TASK
Take every line from the data that has the word "JSON" in it.

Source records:
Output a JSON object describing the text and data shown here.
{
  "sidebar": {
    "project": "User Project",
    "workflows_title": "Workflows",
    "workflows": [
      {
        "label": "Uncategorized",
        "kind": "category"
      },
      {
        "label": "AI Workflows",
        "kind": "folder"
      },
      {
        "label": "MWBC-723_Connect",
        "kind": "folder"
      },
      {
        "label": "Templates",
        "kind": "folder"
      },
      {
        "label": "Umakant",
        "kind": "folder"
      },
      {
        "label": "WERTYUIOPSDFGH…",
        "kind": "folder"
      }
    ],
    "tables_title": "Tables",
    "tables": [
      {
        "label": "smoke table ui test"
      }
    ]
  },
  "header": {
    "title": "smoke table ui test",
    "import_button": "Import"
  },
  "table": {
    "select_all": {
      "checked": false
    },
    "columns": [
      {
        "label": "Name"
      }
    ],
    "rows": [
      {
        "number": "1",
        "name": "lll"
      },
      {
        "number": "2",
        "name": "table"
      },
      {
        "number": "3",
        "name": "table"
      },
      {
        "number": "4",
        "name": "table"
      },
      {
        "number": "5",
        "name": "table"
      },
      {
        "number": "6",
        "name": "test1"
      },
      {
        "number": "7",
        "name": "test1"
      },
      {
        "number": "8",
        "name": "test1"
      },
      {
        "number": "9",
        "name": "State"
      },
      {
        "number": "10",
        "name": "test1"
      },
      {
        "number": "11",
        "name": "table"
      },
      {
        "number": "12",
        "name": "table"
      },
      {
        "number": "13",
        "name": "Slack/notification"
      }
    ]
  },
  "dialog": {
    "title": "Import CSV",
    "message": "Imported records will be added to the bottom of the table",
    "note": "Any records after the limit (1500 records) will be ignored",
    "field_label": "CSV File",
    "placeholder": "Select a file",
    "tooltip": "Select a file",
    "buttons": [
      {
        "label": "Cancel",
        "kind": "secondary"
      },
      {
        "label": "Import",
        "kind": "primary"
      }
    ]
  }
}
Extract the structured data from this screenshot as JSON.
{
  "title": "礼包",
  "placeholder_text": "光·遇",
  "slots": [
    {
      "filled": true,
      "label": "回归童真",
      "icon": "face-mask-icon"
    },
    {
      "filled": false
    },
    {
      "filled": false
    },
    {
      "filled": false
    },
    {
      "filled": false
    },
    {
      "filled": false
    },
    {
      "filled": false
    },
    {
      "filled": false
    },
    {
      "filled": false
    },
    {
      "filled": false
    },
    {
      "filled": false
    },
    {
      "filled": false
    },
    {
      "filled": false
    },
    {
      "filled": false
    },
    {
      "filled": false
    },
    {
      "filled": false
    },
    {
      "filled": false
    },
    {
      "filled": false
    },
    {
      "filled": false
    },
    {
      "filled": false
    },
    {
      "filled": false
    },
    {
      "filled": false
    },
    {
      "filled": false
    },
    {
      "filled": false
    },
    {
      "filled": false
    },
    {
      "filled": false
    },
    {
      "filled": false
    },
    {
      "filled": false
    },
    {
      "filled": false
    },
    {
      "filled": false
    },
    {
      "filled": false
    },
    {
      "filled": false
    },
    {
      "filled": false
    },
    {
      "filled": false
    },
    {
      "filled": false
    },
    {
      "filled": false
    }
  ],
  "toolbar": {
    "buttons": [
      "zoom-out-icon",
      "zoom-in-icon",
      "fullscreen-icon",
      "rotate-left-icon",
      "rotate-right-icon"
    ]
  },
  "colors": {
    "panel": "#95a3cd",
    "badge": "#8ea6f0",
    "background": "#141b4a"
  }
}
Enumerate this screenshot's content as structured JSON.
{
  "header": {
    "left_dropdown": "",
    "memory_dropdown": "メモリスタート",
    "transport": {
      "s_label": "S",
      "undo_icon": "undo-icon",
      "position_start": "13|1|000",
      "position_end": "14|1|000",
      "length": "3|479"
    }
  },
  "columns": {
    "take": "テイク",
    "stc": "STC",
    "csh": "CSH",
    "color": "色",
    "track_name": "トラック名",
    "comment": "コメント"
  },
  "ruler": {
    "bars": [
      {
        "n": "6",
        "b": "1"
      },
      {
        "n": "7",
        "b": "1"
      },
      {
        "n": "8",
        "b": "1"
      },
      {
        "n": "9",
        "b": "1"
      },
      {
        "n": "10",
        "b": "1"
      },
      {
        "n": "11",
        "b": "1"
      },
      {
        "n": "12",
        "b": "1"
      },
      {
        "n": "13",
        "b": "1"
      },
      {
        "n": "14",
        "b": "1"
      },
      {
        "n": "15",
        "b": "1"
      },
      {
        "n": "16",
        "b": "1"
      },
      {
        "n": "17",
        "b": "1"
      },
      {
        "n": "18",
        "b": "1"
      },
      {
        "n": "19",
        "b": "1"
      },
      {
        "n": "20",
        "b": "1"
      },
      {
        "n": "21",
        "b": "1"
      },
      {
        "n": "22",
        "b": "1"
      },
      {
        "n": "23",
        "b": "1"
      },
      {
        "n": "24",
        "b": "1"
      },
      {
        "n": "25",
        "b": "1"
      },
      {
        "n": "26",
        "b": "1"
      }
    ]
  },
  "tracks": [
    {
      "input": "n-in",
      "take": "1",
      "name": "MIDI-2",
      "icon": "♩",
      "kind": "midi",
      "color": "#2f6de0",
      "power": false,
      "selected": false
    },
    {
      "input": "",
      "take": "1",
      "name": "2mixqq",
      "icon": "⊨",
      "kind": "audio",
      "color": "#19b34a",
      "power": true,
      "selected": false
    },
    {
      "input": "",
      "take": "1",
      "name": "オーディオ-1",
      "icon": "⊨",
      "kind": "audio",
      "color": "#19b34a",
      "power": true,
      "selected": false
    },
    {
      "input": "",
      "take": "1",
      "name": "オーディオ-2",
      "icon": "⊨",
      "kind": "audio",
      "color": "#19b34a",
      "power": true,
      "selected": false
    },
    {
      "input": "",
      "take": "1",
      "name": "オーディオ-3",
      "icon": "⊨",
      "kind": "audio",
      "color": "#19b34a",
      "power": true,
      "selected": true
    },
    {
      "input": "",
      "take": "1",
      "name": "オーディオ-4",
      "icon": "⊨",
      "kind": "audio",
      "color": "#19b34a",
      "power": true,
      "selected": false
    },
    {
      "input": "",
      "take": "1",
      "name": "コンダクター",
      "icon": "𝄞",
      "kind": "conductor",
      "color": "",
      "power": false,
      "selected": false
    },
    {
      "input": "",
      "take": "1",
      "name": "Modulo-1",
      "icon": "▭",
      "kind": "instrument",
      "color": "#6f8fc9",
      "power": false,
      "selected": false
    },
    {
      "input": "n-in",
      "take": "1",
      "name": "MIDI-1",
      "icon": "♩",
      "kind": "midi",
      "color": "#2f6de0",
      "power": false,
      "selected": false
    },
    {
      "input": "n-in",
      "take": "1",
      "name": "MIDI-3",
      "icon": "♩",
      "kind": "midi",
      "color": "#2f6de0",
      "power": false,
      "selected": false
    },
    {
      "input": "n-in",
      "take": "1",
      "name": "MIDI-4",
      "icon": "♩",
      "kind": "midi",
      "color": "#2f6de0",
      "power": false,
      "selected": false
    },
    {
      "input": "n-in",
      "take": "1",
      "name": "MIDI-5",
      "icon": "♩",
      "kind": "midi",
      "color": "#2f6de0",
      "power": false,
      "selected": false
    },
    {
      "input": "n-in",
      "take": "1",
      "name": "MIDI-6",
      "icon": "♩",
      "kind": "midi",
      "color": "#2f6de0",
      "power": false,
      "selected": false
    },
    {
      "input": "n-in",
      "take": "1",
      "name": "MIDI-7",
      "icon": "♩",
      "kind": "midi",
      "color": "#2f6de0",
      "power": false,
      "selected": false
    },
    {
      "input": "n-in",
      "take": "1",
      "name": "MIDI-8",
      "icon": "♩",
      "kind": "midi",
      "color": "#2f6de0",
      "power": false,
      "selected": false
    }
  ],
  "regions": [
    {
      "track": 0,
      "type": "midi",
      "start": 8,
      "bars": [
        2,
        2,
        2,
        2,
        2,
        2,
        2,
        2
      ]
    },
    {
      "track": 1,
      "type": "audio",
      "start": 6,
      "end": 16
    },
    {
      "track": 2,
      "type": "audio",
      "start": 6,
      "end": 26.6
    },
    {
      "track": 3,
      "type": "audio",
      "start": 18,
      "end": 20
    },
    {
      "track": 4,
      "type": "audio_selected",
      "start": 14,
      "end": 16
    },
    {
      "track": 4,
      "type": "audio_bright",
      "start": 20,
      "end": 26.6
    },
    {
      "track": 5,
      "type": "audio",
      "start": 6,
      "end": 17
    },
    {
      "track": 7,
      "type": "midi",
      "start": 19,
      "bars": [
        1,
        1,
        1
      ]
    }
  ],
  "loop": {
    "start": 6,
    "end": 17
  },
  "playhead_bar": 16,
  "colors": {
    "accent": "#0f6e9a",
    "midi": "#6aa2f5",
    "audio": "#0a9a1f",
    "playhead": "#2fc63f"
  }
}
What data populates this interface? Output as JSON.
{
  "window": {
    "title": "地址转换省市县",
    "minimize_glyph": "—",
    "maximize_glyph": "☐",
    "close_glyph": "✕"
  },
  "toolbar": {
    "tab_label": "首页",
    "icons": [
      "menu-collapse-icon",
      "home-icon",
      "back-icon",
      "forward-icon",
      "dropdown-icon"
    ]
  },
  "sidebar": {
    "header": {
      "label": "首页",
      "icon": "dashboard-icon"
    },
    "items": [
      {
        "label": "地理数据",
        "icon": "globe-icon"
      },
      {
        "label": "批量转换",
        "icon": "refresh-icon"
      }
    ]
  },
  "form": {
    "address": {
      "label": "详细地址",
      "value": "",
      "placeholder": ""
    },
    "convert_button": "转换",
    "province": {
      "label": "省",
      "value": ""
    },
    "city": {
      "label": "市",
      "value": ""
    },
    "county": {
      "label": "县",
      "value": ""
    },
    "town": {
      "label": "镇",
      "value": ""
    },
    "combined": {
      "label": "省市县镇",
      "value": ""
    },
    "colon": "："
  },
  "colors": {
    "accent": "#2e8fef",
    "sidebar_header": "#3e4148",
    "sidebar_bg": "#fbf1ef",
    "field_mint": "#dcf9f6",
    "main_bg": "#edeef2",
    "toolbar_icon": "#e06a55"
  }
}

RESULT OF THIS TASK
Output a JSON object describing the text and data shown here.
Extract the structured data from this screenshot as JSON.
Enumerate this screenshot's content as structured JSON.
What data populates this interface? Output as JSON.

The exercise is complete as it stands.